DATA FOR THIS EXERCISE section start
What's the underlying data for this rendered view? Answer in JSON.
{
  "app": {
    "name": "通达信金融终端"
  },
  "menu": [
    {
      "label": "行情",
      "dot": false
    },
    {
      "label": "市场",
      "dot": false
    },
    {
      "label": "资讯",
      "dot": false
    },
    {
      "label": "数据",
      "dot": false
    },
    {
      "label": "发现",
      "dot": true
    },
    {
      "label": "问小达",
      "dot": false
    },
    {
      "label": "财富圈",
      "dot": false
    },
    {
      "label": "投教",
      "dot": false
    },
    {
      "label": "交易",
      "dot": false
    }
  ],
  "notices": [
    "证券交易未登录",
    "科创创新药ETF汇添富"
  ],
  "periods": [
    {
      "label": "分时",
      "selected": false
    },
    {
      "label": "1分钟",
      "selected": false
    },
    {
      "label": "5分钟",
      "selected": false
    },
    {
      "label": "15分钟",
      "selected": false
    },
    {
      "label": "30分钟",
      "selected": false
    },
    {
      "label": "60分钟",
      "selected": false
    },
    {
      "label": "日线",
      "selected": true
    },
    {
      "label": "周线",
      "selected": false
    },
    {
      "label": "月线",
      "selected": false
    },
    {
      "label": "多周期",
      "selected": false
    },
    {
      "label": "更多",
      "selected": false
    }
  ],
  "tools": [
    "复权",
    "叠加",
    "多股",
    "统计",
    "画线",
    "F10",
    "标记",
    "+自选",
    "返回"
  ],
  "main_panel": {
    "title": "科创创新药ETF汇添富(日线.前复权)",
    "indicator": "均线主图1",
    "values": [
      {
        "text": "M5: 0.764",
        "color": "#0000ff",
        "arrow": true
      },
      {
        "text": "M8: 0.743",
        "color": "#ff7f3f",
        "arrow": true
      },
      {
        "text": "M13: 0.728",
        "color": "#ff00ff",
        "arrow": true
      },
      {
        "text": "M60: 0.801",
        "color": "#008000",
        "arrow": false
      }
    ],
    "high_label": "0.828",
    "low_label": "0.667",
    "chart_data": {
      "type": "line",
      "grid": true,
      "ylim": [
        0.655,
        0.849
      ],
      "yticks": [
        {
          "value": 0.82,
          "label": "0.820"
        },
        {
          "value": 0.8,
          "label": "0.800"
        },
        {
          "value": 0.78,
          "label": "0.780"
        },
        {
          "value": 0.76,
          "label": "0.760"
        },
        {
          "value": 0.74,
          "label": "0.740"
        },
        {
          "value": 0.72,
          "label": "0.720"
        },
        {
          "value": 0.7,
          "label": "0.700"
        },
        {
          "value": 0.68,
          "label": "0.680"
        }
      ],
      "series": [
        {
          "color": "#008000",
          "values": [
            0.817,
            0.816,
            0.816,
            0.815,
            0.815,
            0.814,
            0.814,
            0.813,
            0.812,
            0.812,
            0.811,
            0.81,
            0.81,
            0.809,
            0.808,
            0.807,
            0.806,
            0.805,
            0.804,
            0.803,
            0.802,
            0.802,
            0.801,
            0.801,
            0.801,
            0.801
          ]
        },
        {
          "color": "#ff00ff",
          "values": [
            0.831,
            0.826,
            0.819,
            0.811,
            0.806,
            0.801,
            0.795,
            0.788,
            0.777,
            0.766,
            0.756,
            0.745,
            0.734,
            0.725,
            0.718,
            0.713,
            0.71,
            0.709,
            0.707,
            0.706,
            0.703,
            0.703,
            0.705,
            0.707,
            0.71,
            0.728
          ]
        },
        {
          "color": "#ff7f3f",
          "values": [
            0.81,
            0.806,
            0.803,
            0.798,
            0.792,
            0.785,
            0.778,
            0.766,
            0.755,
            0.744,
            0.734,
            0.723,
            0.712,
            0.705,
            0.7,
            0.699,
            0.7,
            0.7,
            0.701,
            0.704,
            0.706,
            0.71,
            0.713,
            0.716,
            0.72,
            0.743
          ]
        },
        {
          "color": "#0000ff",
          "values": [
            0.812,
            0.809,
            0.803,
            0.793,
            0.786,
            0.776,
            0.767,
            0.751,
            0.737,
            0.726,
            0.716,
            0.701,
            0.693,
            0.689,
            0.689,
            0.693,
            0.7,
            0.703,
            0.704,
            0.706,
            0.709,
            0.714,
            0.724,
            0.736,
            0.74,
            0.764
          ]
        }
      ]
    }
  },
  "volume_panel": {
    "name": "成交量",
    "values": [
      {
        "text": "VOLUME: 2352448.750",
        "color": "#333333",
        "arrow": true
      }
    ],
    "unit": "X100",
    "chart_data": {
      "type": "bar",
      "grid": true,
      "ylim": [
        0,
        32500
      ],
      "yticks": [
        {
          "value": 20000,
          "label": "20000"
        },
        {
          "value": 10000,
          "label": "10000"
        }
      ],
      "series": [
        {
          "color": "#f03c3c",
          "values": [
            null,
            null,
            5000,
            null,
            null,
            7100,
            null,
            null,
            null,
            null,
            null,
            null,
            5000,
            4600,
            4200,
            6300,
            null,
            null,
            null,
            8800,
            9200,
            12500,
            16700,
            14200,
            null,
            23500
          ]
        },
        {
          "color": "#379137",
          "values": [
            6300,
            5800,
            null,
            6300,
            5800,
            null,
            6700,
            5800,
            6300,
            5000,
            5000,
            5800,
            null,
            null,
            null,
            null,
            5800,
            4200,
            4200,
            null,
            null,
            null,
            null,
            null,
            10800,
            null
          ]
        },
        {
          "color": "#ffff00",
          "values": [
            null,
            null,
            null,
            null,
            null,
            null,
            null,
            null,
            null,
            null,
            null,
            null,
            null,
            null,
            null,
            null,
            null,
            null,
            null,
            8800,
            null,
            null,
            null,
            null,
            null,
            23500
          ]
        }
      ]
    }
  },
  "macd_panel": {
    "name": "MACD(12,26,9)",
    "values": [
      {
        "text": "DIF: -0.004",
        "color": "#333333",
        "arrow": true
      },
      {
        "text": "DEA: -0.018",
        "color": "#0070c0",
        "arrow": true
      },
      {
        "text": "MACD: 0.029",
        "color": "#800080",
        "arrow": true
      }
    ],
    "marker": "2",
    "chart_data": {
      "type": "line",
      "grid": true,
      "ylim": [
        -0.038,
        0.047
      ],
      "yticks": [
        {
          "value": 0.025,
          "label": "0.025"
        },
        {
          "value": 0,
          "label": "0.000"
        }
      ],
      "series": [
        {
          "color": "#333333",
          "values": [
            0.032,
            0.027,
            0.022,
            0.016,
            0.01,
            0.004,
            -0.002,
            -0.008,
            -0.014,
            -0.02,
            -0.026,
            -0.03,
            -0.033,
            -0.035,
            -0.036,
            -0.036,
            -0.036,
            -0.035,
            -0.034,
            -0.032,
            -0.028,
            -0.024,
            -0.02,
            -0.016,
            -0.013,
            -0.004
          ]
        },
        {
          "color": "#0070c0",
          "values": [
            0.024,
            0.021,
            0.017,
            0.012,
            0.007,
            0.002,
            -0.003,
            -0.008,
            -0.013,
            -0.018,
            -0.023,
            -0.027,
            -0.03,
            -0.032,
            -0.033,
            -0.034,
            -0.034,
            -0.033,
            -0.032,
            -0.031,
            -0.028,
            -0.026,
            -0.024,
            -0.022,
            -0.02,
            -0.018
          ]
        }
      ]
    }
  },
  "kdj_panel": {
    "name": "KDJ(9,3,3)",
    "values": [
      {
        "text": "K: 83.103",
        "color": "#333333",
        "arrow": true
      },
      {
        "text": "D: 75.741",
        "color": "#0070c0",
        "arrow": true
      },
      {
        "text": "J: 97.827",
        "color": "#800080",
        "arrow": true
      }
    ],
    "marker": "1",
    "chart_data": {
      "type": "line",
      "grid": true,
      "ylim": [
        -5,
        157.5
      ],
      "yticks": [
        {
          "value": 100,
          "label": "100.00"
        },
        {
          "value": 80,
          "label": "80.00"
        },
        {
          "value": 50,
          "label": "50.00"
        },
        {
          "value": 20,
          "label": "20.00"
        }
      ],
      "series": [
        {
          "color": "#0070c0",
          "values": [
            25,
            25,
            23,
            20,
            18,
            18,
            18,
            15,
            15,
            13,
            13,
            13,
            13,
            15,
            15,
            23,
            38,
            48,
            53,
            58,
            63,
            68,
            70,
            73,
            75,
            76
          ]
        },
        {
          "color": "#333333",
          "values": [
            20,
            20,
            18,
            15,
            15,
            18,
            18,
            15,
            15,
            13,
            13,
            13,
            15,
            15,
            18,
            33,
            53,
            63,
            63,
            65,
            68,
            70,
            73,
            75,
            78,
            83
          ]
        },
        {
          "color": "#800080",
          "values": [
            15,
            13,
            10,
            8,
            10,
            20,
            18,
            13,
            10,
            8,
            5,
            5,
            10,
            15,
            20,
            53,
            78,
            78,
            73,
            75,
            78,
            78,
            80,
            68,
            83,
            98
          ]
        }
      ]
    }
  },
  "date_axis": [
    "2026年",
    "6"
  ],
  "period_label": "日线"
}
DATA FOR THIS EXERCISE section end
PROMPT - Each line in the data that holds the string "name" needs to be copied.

ANSWER TO THE EXERCISE -
    "name": "通达信金融终端"
    "name": "成交量",
    "name": "MACD(12,26,9)",
    "name": "KDJ(9,3,3)",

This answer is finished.